_Problem to work on:_ Copy out each line of the data that holds the string "intro".

_Input:_
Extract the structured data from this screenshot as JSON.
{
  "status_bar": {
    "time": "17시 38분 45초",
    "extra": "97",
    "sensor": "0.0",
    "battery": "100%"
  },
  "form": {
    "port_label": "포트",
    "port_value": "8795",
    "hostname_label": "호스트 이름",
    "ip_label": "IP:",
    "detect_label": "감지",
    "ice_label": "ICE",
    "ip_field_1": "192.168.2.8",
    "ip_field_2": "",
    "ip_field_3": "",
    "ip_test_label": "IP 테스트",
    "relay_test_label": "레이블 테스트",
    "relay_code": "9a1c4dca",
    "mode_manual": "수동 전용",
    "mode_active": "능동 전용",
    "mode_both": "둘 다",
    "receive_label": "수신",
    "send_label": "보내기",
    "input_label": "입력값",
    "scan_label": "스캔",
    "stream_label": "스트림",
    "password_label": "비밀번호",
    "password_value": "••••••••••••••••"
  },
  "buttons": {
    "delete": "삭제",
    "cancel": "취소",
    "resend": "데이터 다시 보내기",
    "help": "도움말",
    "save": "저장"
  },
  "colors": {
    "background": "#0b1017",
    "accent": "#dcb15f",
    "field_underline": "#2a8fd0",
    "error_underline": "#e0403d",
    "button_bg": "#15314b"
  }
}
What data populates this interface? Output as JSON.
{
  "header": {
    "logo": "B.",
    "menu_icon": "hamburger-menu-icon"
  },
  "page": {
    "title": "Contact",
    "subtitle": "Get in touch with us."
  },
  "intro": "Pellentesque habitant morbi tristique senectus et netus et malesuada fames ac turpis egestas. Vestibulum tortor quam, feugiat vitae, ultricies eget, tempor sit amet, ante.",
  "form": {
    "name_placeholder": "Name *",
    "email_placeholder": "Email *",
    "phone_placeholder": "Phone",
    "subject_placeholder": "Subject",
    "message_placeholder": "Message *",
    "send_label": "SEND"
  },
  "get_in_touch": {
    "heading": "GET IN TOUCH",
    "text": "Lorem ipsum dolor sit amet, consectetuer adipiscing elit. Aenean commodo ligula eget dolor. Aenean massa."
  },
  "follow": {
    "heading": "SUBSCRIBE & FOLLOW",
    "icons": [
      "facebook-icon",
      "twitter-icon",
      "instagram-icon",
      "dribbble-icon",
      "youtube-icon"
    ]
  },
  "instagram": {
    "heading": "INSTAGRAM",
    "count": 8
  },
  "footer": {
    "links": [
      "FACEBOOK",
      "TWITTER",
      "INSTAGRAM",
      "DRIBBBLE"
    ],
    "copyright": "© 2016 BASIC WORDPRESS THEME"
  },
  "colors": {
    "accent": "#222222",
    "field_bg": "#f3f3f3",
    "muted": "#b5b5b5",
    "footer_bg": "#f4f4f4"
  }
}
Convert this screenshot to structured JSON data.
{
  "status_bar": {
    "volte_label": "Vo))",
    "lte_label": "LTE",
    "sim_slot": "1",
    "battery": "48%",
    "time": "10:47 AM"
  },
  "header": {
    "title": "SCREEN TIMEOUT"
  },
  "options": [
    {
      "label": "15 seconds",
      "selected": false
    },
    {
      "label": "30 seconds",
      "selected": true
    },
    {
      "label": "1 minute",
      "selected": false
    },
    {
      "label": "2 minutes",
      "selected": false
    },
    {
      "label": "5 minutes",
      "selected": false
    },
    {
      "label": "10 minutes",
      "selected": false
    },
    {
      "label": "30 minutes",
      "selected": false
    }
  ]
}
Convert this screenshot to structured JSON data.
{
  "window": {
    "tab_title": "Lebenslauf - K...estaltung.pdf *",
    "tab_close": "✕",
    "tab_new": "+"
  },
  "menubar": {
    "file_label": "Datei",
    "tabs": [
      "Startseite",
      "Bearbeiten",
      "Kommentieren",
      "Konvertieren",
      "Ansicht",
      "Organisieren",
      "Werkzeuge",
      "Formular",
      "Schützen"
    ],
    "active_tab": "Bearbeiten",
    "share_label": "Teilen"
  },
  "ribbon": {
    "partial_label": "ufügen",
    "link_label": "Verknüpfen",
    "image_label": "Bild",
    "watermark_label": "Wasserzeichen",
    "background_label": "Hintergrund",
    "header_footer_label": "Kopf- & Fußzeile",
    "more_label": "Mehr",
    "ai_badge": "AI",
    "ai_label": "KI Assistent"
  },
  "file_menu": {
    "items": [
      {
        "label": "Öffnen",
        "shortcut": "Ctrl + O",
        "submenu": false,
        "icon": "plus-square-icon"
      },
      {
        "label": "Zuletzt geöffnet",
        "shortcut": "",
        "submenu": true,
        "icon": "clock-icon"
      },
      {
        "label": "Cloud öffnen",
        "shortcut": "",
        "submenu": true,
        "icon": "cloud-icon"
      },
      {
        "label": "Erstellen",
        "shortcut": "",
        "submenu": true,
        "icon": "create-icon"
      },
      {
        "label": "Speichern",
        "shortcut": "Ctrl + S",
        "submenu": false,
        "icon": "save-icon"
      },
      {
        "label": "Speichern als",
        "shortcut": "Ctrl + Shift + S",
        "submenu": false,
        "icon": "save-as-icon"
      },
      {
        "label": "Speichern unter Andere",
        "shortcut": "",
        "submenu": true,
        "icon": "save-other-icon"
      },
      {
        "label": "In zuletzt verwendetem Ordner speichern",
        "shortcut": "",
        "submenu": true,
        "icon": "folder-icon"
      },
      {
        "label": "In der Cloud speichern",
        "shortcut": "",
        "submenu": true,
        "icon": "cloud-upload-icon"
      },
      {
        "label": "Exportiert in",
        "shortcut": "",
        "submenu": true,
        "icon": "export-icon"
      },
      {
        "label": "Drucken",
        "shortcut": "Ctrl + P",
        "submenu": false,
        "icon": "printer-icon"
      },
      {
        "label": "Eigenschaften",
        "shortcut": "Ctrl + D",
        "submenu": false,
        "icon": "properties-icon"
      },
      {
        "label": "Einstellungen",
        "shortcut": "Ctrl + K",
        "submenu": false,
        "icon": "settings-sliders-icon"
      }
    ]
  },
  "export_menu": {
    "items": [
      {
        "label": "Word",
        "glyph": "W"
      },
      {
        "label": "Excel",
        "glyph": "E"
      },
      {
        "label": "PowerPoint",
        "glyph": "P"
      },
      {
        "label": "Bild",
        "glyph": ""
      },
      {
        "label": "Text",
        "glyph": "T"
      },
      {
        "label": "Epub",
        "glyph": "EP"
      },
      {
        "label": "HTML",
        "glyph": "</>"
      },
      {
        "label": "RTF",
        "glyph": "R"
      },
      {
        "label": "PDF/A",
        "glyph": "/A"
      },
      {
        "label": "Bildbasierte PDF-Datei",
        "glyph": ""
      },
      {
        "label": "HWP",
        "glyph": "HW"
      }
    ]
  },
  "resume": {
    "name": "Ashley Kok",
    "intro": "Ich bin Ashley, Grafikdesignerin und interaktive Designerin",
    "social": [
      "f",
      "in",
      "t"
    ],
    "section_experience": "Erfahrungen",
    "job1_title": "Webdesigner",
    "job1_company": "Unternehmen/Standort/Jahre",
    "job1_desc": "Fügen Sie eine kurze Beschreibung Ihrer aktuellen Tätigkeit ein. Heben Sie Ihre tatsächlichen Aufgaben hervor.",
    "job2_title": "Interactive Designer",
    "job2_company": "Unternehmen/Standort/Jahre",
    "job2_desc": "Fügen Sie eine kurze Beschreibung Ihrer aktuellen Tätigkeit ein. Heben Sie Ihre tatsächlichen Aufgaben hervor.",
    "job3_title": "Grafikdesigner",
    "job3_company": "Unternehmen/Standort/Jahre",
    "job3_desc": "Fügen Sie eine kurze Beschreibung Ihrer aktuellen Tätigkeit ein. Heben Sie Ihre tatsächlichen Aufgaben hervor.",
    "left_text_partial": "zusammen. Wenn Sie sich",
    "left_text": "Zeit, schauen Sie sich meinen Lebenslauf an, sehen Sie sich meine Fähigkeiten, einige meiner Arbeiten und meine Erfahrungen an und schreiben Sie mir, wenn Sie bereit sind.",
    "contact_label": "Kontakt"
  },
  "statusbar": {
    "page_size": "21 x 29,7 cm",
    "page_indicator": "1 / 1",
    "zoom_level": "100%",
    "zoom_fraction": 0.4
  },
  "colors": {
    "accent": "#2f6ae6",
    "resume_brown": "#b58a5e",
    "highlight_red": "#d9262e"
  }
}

_Task answer:_
  "intro": "Pellentesque habitant morbi tristique senectus et netus et malesuada fames ac turpis egestas. Vestibulum tortor quam, feugiat vitae, ultricies eget, tempor sit amet, ante.",
    "intro": "Ich bin Ashley, Grafikdesignerin und interaktive Designerin",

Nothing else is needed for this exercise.